Ethnic armed organizations which did not sign the Nationwide Ceasefire Agreement (NCA) held a 3-day workshop titled “Security, Defence and the Current Political Situation’ from February 14 to 16 in Chiang Mai, Thailand. The workshop was attended by representatives from the United Nationalities Federal Council (UNFC) and the non-armed United Nationalities Alliance (UNA). In total over 40 delegates attended.
UNFC Vice-Chairman Nai Han Tha told Mizzima that they had explored ways for progressing peace talks as they could not accept DDR (disarm, demobilize, reintegration) as proposed by the government and the Tatmadaw (defence services) which, he said, is the key issue in regards to defence and security affairs.
“We explored and mulled ways for security and defence affairs. We want a Federal Defence Services but the government and Tatmadaw said that it was not needed. They proposed only DDR so that our ethnic armed organizations had to integrate with their army. So we explored ways to settle this issue. We want an international model in reaching peace. This DDR issue will be a roadblock at future peace talks and political dialogue.
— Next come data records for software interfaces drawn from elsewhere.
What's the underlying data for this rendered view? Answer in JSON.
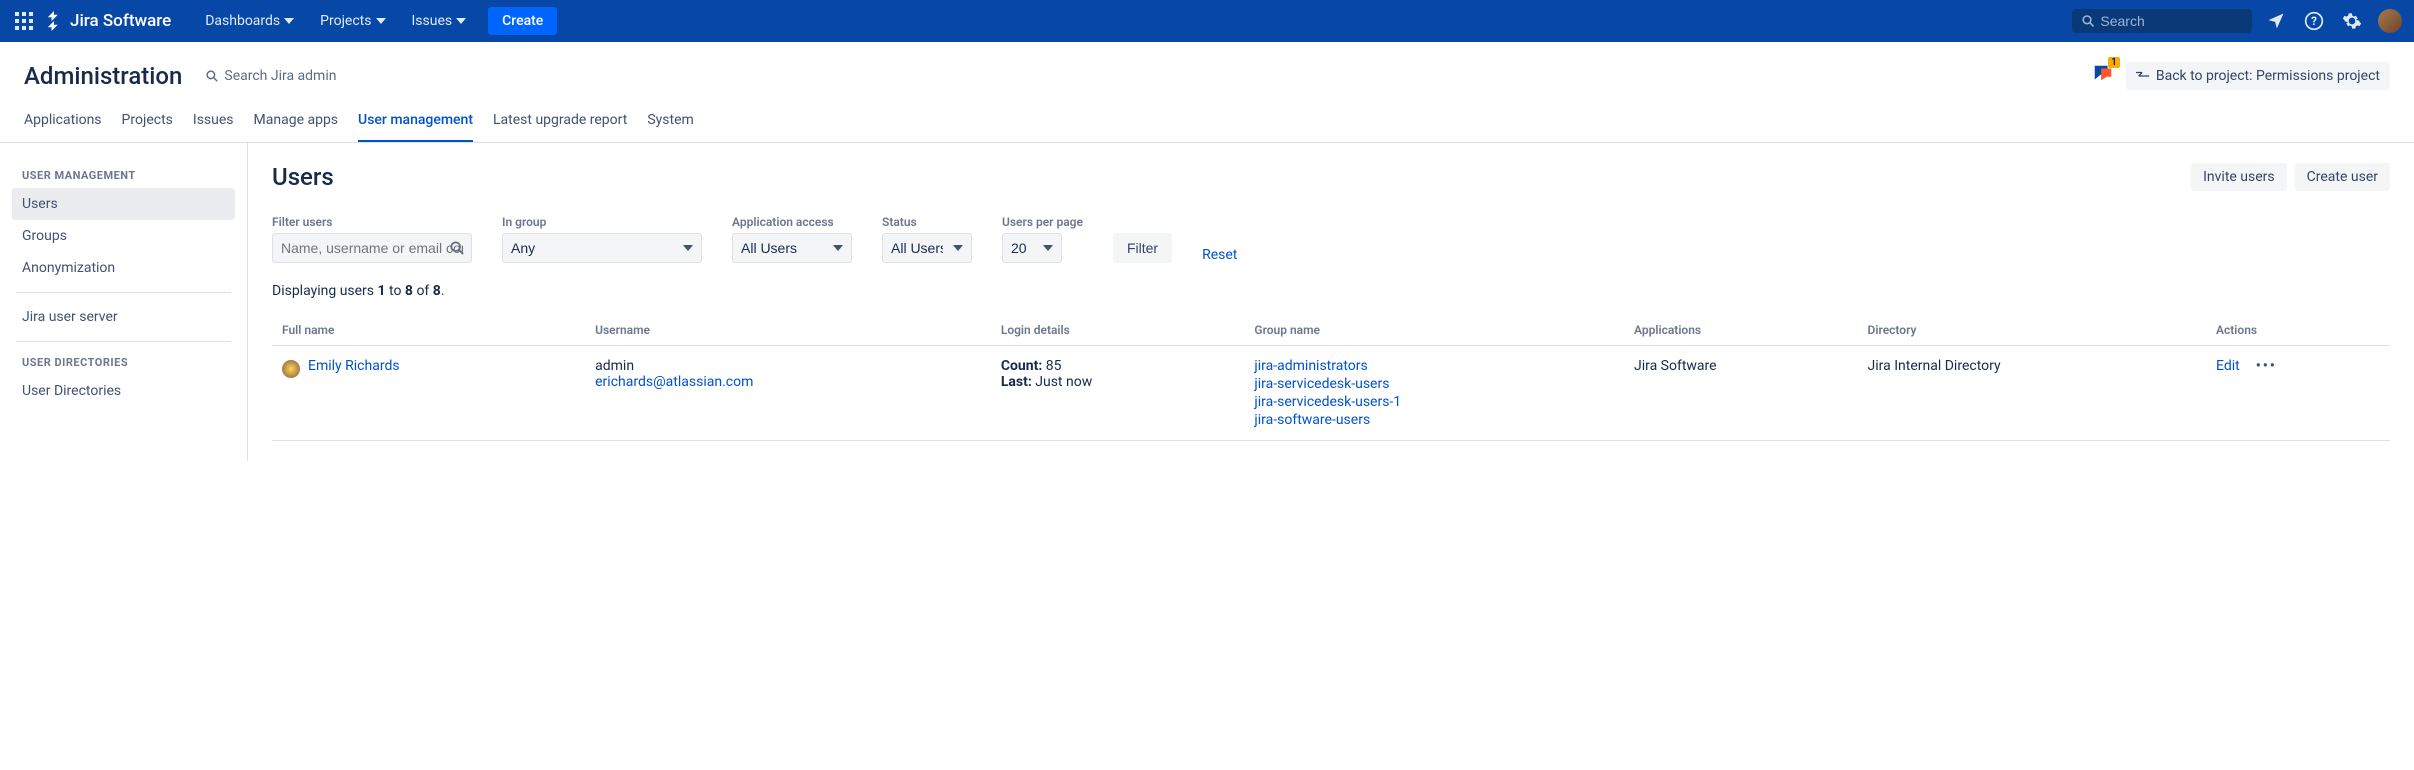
{
  "topnav": {
    "product": "Jira Software",
    "items": [
      "Dashboards",
      "Projects",
      "Issues"
    ],
    "create": "Create",
    "search_placeholder": "Search"
  },
  "admin_header": {
    "title": "Administration",
    "search_placeholder": "Search Jira admin",
    "feedback_count": "1",
    "back_label": "Back to project: Permissions project"
  },
  "admin_tabs": [
    "Applications",
    "Projects",
    "Issues",
    "Manage apps",
    "User management",
    "Latest upgrade report",
    "System"
  ],
  "active_tab": "User management",
  "sidebar": {
    "group1_title": "USER MANAGEMENT",
    "group1_items": [
      "Users",
      "Groups",
      "Anonymization"
    ],
    "group1_active": "Users",
    "extra_item": "Jira user server",
    "group2_title": "USER DIRECTORIES",
    "group2_items": [
      "User Directories"
    ]
  },
  "page": {
    "title": "Users",
    "invite_btn": "Invite users",
    "create_btn": "Create user"
  },
  "filters": {
    "filter_users_label": "Filter users",
    "filter_users_placeholder": "Name, username or email contains",
    "in_group_label": "In group",
    "in_group_value": "Any",
    "app_access_label": "Application access",
    "app_access_value": "All Users",
    "status_label": "Status",
    "status_value": "All Users",
    "per_page_label": "Users per page",
    "per_page_value": "20",
    "filter_btn": "Filter",
    "reset": "Reset"
  },
  "displaying": {
    "prefix": "Displaying users ",
    "from": "1",
    "mid1": " to ",
    "to": "8",
    "mid2": " of ",
    "total": "8",
    "suffix": "."
  },
  "table": {
    "headers": [
      "Full name",
      "Username",
      "Login details",
      "Group name",
      "Applications",
      "Directory",
      "Actions"
    ],
    "row": {
      "fullname": "Emily Richards",
      "username": "admin",
      "email": "erichards@atlassian.com",
      "login_count_label": "Count:",
      "login_count": "85",
      "login_last_label": "Last:",
      "login_last": "Just now",
      "groups": [
        "jira-administrators",
        "jira-servicedesk-users",
        "jira-servicedesk-users-1",
        "jira-software-users"
      ],
      "applications": "Jira Software",
      "directory": "Jira Internal Directory",
      "edit": "Edit"
    }
  }
}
So we focused on this issue at the workshop,” he told Mizzima.
“We don’t want DDR. We only want our proposed SSR (Security Sector Reform). We want to have our own State Defence Forces in each and every State. We don’t yet have trust among our ethnic nationalities. We don’t have trust in the current government. So we cannot accept a sole government army by demobilizing all of our ethnic armies. Under these circumstances we held this workshop to explore ways to settle this issue,” Nai Han Tha said.
He also said that although the government had disarmed some ethnic armed organizations in the past, these organizations did not get any benefits from their peace agreements with successive governments so that they had to choose armed revolt again. Under these circumstances, they could not yet accept the disarming and demobilization of their armies.
At the workshop, retired army general Bala Nanda Sharma from Nepal discussed the peace process in his country in relation to a military code of conduct, ceasefire monitoring, and security affairs.
Professor Christine Ball from Edinburgh University discussed the implementation of the peace agreement while Ravinder Pal Singh from India spoke about defence and state security policies.
Aung Htoo from the Legal Aid Network (LAN) spoke about weaknesses in the Myanmar peace process at the Union Peace Convention (UPC). And Sai Kyaw Nyunt and Sai Nyunt Lwin from Shan Nationalities League for Democracy (SNLD) discussed matters relating to the UPC.
In his opening address delivered at the workshop, Khu Oo Reh, UNFC General Secretary and Vice Chairman of the Karenni National Progressive Party (KNPP), urged all ethnic armed organizations to get ready for political transition when the new government assumes office and to avoid the difficulties faced in over 60-years’ experience of security affairs, defence affairs, constitutional affairs, international affairs, and human rights.
The workshop was organized by the Ethnic Nationalities Affairs Centre (ENAC).